Gilbert skirted damage in the seventh and eighth innings to protect a slim LSU lead, but he issued back-to-back singles — the second of which tied the game — and allowed Esposito’s sacrifice fly one batter later.

Again, it was a similar prospect for Gilbert, who came into the Lamar game with the bases loaded and nobody out Wednesday. He notched two strikeouts before issuing a two-strike, game-winning RBI single in a 12-11 loss.

“I should have made a better pitch,” Gilbert said of his ninth inning. “Then they strung together a couple hits. I had to get back in the zone, mentally and physically I guess. It just wasn’t enough.”

Cole Freeman, the Tigers’ new everyday shortstop, was injured on the first play of the ninth inning — a Chris Lewis grounder that Freeman had issues handling.

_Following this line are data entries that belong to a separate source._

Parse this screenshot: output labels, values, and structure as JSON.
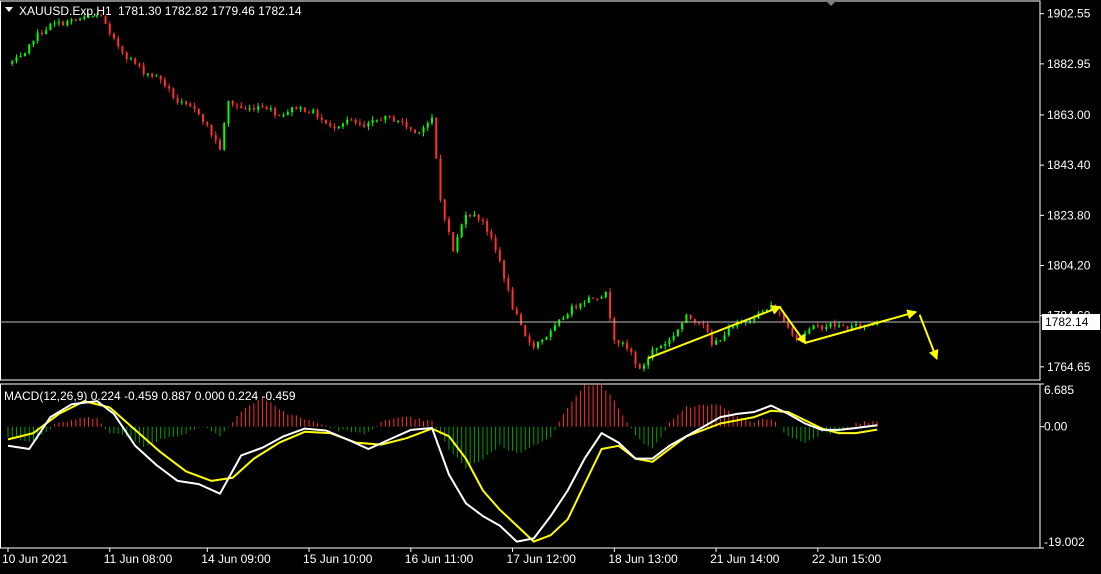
{
  "colors": {
    "background": "#000000",
    "frame": "#ffffff",
    "bull_candle": "#00ff00",
    "bear_candle": "#ff3030",
    "price_line": "#c0c0c0",
    "macd_main": "#ffffff",
    "macd_signal": "#ffff00",
    "hist_pos": "#ff3030",
    "hist_neg": "#00a000",
    "arrow": "#ffff00",
    "label_text": "#ffffff",
    "current_price_bg": "#ffffff",
    "current_price_text": "#000000"
  },
  "header": {
    "symbol_timeframe": "XAUUSD.Exp,H1",
    "ohlc": "1781.30 1782.82 1779.46 1782.14",
    "menu_icon": "triangle-down-icon"
  },
  "chart_data": [
    {
      "type": "candlestick",
      "y_ticks": [
        "1902.55",
        "1882.95",
        "1863.00",
        "1843.40",
        "1823.80",
        "1804.20",
        "1784.60",
        "1764.65"
      ],
      "ylim": [
        1759.5,
        1907.5
      ],
      "current_price": 1782.14,
      "current_price_label": "1782.14",
      "x_tick_labels": [
        "10 Jun 2021",
        "11 Jun 08:00",
        "14 Jun 09:00",
        "15 Jun 10:00",
        "16 Jun 11:00",
        "17 Jun 12:00",
        "18 Jun 13:00",
        "21 Jun 14:00",
        "22 Jun 15:00"
      ],
      "x_tick_bar_index": [
        0,
        24,
        47,
        71,
        95,
        119,
        143,
        167,
        191
      ],
      "grid": false,
      "anchors": [
        [
          0,
          1883
        ],
        [
          4,
          1886
        ],
        [
          6,
          1893
        ],
        [
          10,
          1898
        ],
        [
          16,
          1900
        ],
        [
          22,
          1902
        ],
        [
          24,
          1894
        ],
        [
          28,
          1886
        ],
        [
          32,
          1880
        ],
        [
          36,
          1877
        ],
        [
          40,
          1868
        ],
        [
          45,
          1864
        ],
        [
          50,
          1850
        ],
        [
          52,
          1868
        ],
        [
          56,
          1865
        ],
        [
          60,
          1867
        ],
        [
          64,
          1863
        ],
        [
          68,
          1866
        ],
        [
          72,
          1864
        ],
        [
          76,
          1858
        ],
        [
          80,
          1861
        ],
        [
          84,
          1858
        ],
        [
          88,
          1862
        ],
        [
          92,
          1861
        ],
        [
          96,
          1856
        ],
        [
          100,
          1861
        ],
        [
          102,
          1830
        ],
        [
          105,
          1810
        ],
        [
          108,
          1825
        ],
        [
          112,
          1822
        ],
        [
          116,
          1806
        ],
        [
          119,
          1788
        ],
        [
          122,
          1776
        ],
        [
          124,
          1773
        ],
        [
          128,
          1778
        ],
        [
          132,
          1786
        ],
        [
          135,
          1790
        ],
        [
          138,
          1792
        ],
        [
          141,
          1793
        ],
        [
          143,
          1776
        ],
        [
          147,
          1770
        ],
        [
          149,
          1763
        ],
        [
          152,
          1771
        ],
        [
          156,
          1775
        ],
        [
          160,
          1784
        ],
        [
          164,
          1782
        ],
        [
          166,
          1773
        ],
        [
          170,
          1779
        ],
        [
          174,
          1783
        ],
        [
          178,
          1786
        ],
        [
          180,
          1788
        ],
        [
          182,
          1785
        ],
        [
          184,
          1780
        ],
        [
          186,
          1776
        ],
        [
          190,
          1780
        ],
        [
          194,
          1781
        ],
        [
          198,
          1780
        ],
        [
          203,
          1781
        ],
        [
          205,
          1782.14
        ]
      ],
      "annotations": [
        {
          "type": "arrow",
          "from": [
            151,
            1768
          ],
          "to": [
            182,
            1788
          ]
        },
        {
          "type": "arrow",
          "from": [
            182,
            1788
          ],
          "to": [
            188,
            1774
          ]
        },
        {
          "type": "arrow",
          "from": [
            188,
            1774
          ],
          "to": [
            214,
            1786
          ]
        },
        {
          "type": "arrow",
          "from": [
            215,
            1785
          ],
          "to": [
            219,
            1768
          ]
        }
      ]
    },
    {
      "type": "line",
      "title": "MACD(12,26,9) 0.224 -0.459 0.887 0.000 0.224 -0.459",
      "y_ticks": [
        "6.685",
        "0.00",
        "-19.002"
      ],
      "ylim": [
        -19.002,
        6.685
      ],
      "series": [
        {
          "role": "main",
          "points": [
            [
              0,
              -3
            ],
            [
              5,
              -3.5
            ],
            [
              10,
              1.5
            ],
            [
              15,
              3.5
            ],
            [
              21,
              4
            ],
            [
              25,
              2
            ],
            [
              30,
              -3
            ],
            [
              35,
              -6
            ],
            [
              40,
              -8.5
            ],
            [
              45,
              -9
            ],
            [
              50,
              -10.5
            ],
            [
              55,
              -4.5
            ],
            [
              60,
              -3.3
            ],
            [
              65,
              -1.5
            ],
            [
              70,
              -0.3
            ],
            [
              75,
              -0.6
            ],
            [
              80,
              -2
            ],
            [
              85,
              -3.5
            ],
            [
              90,
              -2
            ],
            [
              95,
              -0.5
            ],
            [
              100,
              -0.2
            ],
            [
              104,
              -7.5
            ],
            [
              108,
              -12
            ],
            [
              112,
              -14
            ],
            [
              116,
              -15.5
            ],
            [
              120,
              -18
            ],
            [
              124,
              -17.5
            ],
            [
              128,
              -14
            ],
            [
              132,
              -10
            ],
            [
              136,
              -5
            ],
            [
              140,
              -1
            ],
            [
              144,
              -2.5
            ],
            [
              148,
              -5
            ],
            [
              152,
              -5
            ],
            [
              156,
              -3
            ],
            [
              160,
              -1.5
            ],
            [
              164,
              0
            ],
            [
              168,
              1.5
            ],
            [
              172,
              2
            ],
            [
              176,
              2.3
            ],
            [
              180,
              3.3
            ],
            [
              184,
              2
            ],
            [
              188,
              0.5
            ],
            [
              192,
              -0.5
            ],
            [
              196,
              -0.5
            ],
            [
              200,
              -0.2
            ],
            [
              205,
              0.224
            ]
          ]
        },
        {
          "role": "signal",
          "points": [
            [
              0,
              -2
            ],
            [
              6,
              -1
            ],
            [
              12,
              2
            ],
            [
              18,
              4
            ],
            [
              24,
              3
            ],
            [
              30,
              -0.5
            ],
            [
              36,
              -4
            ],
            [
              42,
              -7
            ],
            [
              48,
              -8.5
            ],
            [
              53,
              -8
            ],
            [
              58,
              -5
            ],
            [
              64,
              -2.5
            ],
            [
              70,
              -0.8
            ],
            [
              76,
              -1
            ],
            [
              82,
              -2.5
            ],
            [
              88,
              -2.8
            ],
            [
              94,
              -1.8
            ],
            [
              100,
              -0.3
            ],
            [
              104,
              -1.5
            ],
            [
              108,
              -5
            ],
            [
              112,
              -10
            ],
            [
              116,
              -13
            ],
            [
              120,
              -15.5
            ],
            [
              124,
              -18
            ],
            [
              128,
              -17
            ],
            [
              132,
              -14.5
            ],
            [
              136,
              -9
            ],
            [
              140,
              -3.5
            ],
            [
              144,
              -3
            ],
            [
              148,
              -5
            ],
            [
              152,
              -5.5
            ],
            [
              156,
              -3.5
            ],
            [
              160,
              -1.5
            ],
            [
              164,
              -0.5
            ],
            [
              168,
              0.5
            ],
            [
              172,
              1
            ],
            [
              176,
              1.5
            ],
            [
              180,
              2.5
            ],
            [
              184,
              2.3
            ],
            [
              188,
              1
            ],
            [
              192,
              -0.3
            ],
            [
              196,
              -1
            ],
            [
              200,
              -1
            ],
            [
              205,
              -0.459
            ]
          ]
        },
        {
          "role": "histogram",
          "points": [
            [
              0,
              -1.5
            ],
            [
              6,
              -2.5
            ],
            [
              11,
              0.3
            ],
            [
              16,
              1.2
            ],
            [
              21,
              1.5
            ],
            [
              24,
              -1
            ],
            [
              28,
              -1.5
            ],
            [
              32,
              -3
            ],
            [
              36,
              -2
            ],
            [
              40,
              -1.5
            ],
            [
              46,
              0.2
            ],
            [
              50,
              -1.5
            ],
            [
              55,
              2.5
            ],
            [
              60,
              4.5
            ],
            [
              66,
              2
            ],
            [
              72,
              0.8
            ],
            [
              78,
              -0.5
            ],
            [
              84,
              -1.2
            ],
            [
              88,
              0.8
            ],
            [
              94,
              1.5
            ],
            [
              100,
              0.8
            ],
            [
              104,
              -3.5
            ],
            [
              108,
              -6.5
            ],
            [
              112,
              -5
            ],
            [
              116,
              -3
            ],
            [
              120,
              -4.2
            ],
            [
              124,
              -3
            ],
            [
              128,
              -1.5
            ],
            [
              132,
              3
            ],
            [
              136,
              6.5
            ],
            [
              140,
              6.8
            ],
            [
              144,
              3
            ],
            [
              148,
              -1.5
            ],
            [
              152,
              -3.5
            ],
            [
              156,
              0.5
            ],
            [
              160,
              3
            ],
            [
              164,
              3.5
            ],
            [
              168,
              3.3
            ],
            [
              172,
              1.5
            ],
            [
              176,
              0.8
            ],
            [
              180,
              1.3
            ],
            [
              184,
              -1.5
            ],
            [
              188,
              -2.5
            ],
            [
              192,
              -1
            ],
            [
              196,
              -1
            ],
            [
              200,
              0.5
            ],
            [
              205,
              0.887
            ]
          ]
        }
      ]
    }
  ]
}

Mainieri didn’t have an update on Freeman after the game, only saying he got hit in the “wrong place.”

Gilbert, a true freshman, entered in the seventh inning in relief of Riley Smith, who allowed consecutive one-out singles to put the go-ahead run on board. Gilbert need four pitches to strike out Matt Smith before inducing a flyout to strand the runners.

Deichmann booted Gunner Pollman’s soft grounder to begin Gilbert’s eighth inning, and pinch runner Blake Edmonson got to third on a wild pitch and stolen base. Gilbert walked Brandon Hunley, and pinch runner James Outman ended up at second on the wild pitch.

No. 9 hitter Bronson Grubbs attempted a squeeze bunt, which rolled straight to Gilbert, who flipped to Mike Papierski for a crucial second out. A strikeout of leadoff hitter Andrew McWilliam followed to quell the threat.

“You have to have defense behind you, too,” Mainieri said. “You got a routine ball in the eighth inning that was erred and forced him to throw a bunch of extra pitches. Then he gets a routine ball to lead off the ninth inning and he kicked it.

“Going into the season, I was very concerned with our infield defense, and today we didn’t make the plays when we needed to, and it put a lot of pressure on him. (Gilbert’s) going to be great, I’m telling you.”

Mainieri stacked the middle of his order with five left-handed hitters against Kukuk, and in a four-run third inning, those five hitters produced. Duplantis, who finished with four hits, had an RBI infield single, Fraley an RBI double and Wofford a two-run triple that eluded Andrew McWilliam’s glove.

LSU mustered just four hits after that third-inning uprising, two from Duplantis.

Starter Alex Lange lasted just five innings, the victim of an inflated pitch count and erratic control. He issued three walks and gave up three earned runs — one short of tying his career high — including a mammoth solo homer to Esposito to lead off the fourth, capitalizing on the momentum from the Tigers’ inefficient hitting in the previous inning.

“This team was fighting from behind at the beginning,” Lange said. “I take full responsibility for this loss.”